  • Contents: Introduction, John S. Hendrix and Charles H. Carman; Classical optics and the perspectivae traditions leading to the Renaissance, Nader El-Bizri; Meanings of perspective in the Renaissance: tensions and resolution, Charles H. Carman; Criminal vision in early modern Florence: Fra Angelico's altarpiece for 'Il Tempio' and the Magdalenian gaze, Allie Terry; Donatello's Chellini Madonna, light, and vision, Amy R. Bloch; Perception as a function of desire in the Renaissance, John S. Hendrix; Leonardo da Vinci's theory of vision and creativity: the Uffizi Annunciation, Liana De Girolami Cheney; At the boundaries of sight: the Italian Renaissance cloud putto, Christian Kleinbub; Gesture and perspective in Raphael's School of Athens, Nicholas Temple; Seeing and the transfer of spirits in early modern art theory, Thijs Weststeijn; 'All in him selfe as in a glass he sees': mirrors and vision in the Renaissance, Faye Tudor; 'Nearest the tangible Earth': Rembrandt, Samuel van Hoogstraten, George Berkeley and the optics of touch, Alice Crawford Berghof; Bibliography; Index.

  • About the Editor: John Shannon Hendrix is a Professor of Architectural History at the University of Lincoln, UK, and a Lecturer at the Rhode Island School of Design and at Roger Williams University, USA. Charles Carman is an Associate Professor of Art History at the University at Buffalo, USA.

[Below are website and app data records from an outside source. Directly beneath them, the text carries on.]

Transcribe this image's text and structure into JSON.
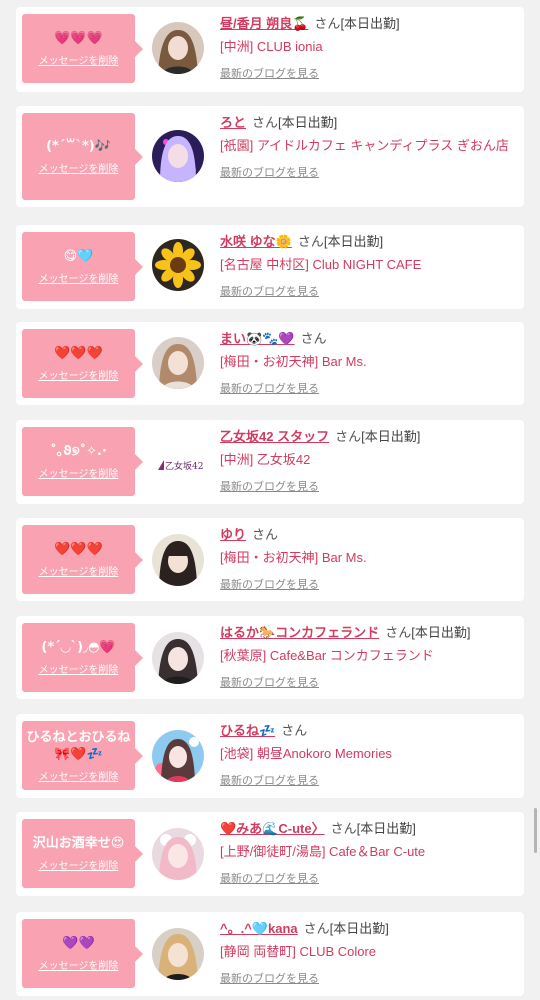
{
  "delete_label": "メッセージを削除",
  "blog_label": "最新のブログを見る",
  "san_label": "さん",
  "colors": {
    "bubble": "#f9a3b2",
    "name": "#d23b5f"
  },
  "items": [
    {
      "message": "💗💗💗",
      "name": "昼/香月 朔良🍒",
      "status": "[本日出勤]",
      "shop": "[中洲] CLUB ionia",
      "avatar": "portrait-woman"
    },
    {
      "message": "(*´꒳`*)🎶",
      "name": "ろと",
      "status": "[本日出勤]",
      "shop": "[祇園] アイドルカフェ キャンディプラス ぎおん店",
      "avatar": "portrait-purple-hair"
    },
    {
      "message": "😋🩵",
      "name": "水咲 ゆな🌼",
      "status": "[本日出勤]",
      "shop": "[名古屋 中村区] Club NIGHT CAFE",
      "avatar": "sunflower"
    },
    {
      "message": "❤️❤️❤️",
      "name": "まい🐼🐾💜",
      "status": "",
      "shop": "[梅田・お初天神] Bar Ms.",
      "avatar": "portrait-woman"
    },
    {
      "message": "˚｡ϑ୭˚✧.·",
      "name": "乙女坂42 スタッフ",
      "status": "[本日出勤]",
      "shop": "[中洲] 乙女坂42",
      "avatar": "logo",
      "logo_text": "乙女坂42"
    },
    {
      "message": "❤️❤️❤️",
      "name": "ゆり",
      "status": "",
      "shop": "[梅田・お初天神] Bar Ms.",
      "avatar": "portrait-woman"
    },
    {
      "message": "(*´◡`)◞◓💗",
      "name": "はるか🐎コンカフェランド",
      "status": "[本日出勤]",
      "shop": "[秋葉原] Cafe&Bar コンカフェランド",
      "avatar": "portrait-woman"
    },
    {
      "message": "ひるねとおひるね\n🎀❤️💤",
      "name": "ひるね💤",
      "status": "",
      "shop": "[池袋] 朝昼Anokoro Memories",
      "avatar": "portrait-blue"
    },
    {
      "message": "沢山お酒幸せ😍",
      "name": "❤️みあ🌊C-ute〉",
      "status": "[本日出勤]",
      "shop": "[上野/御徒町/湯島] Cafe＆Bar C-ute",
      "avatar": "portrait-pink"
    },
    {
      "message": "💜💜",
      "name": "^。.^🩵kana",
      "status": "[本日出勤]",
      "shop": "[静岡 両替町] CLUB Colore",
      "avatar": "portrait-blonde"
    }
  ]
}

  • Reviews: 'This is a rich and innovative collection. The sum of its parts confidently asserts that there is an underlying correspondence between philosophical and theological concepts, their transformation into images by visual mechanisms and the linguistic mechanisms which read and interpret the images in Renaissance culture. Such correspondence is certainly mirrored in the exciting interdisciplinary writing of this collection.’ Journal of European Studies
    'This volume is a testament to the interdisciplinary nature of art history, particularly in the author’s consistent problematization of the standard separation of the empirical from the spiritual and their ability to present and answer complicated questions about Renaissance theories of vision.' Sixteenth Century Studies

  • John Shannon Hendrix has a website


    Extracts from this title are available to view:

    Full contents list

    Introduction

    Index